Sho Timothy Yano, who last month became the youngest person to graduate with an M.D., from the Pritzker School of Medicine at the University of Chicago at the age of 21, said in his autobiography that it is important for one to have a purpose when studying.
|American prodigy and scholar Sho Yano speaks during a press conference on Monday. (Awesome Communication Group)|
“What I would hope to tell students with my book is to think about why they are studying,” Yano said during a press conference in Seoul on Monday.
“I’d really like to encourage people to have an idea of what they want to do,” he said.
Born in 1990 in Portland, Oregon, to a Japanese-born father and a Korean-born mother, Yano reportedly scored 1,500 out of 1,600 on the SAT at age 8. He entered Loyola University Chicago at age 9.
Upon earning his undergraduate degree at age 12, he entered the University of Chicago’s Medical Scientist Training Program. There he earned his Ph.D. in molecular genetics and cell biology in 2009, before earning his M.D. last month.
Yano said the fact that he likes to be around and help people led him to want to become a doctor. But he also faced a lot of challenges and discrimination while attending university as a teen Asian student, he said.
“Being the youngest student in college and in the Ph.D. program meant a lot of people were unhappy that I was there,” he said.
“For example, when I was applying for (university) programs, the director of one of the programs told me I was too young and that I wouldn’t be able to handle it. And on top of that, he said I had a Korean accent and that was a problem.

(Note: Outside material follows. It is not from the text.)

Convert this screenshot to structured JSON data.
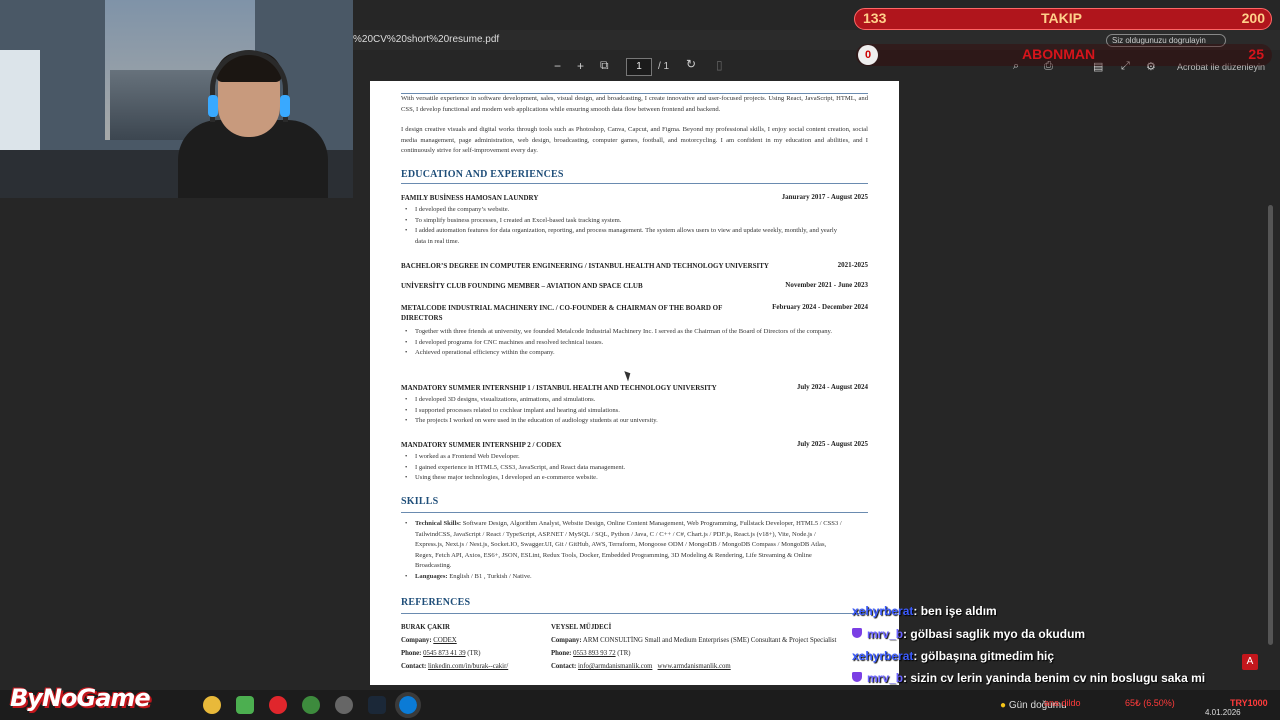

That was incredibly offensive and it hurt.
“I really didn’t care what this man thought about me. I cared much more about my goal which was to be a doctor.”
The autobiography also includes a list of books, including the Bible and George Orwell’s “Animal Farm,” that Yano says shaped his life.
By Claire Lee (firstname.lastname@example.org)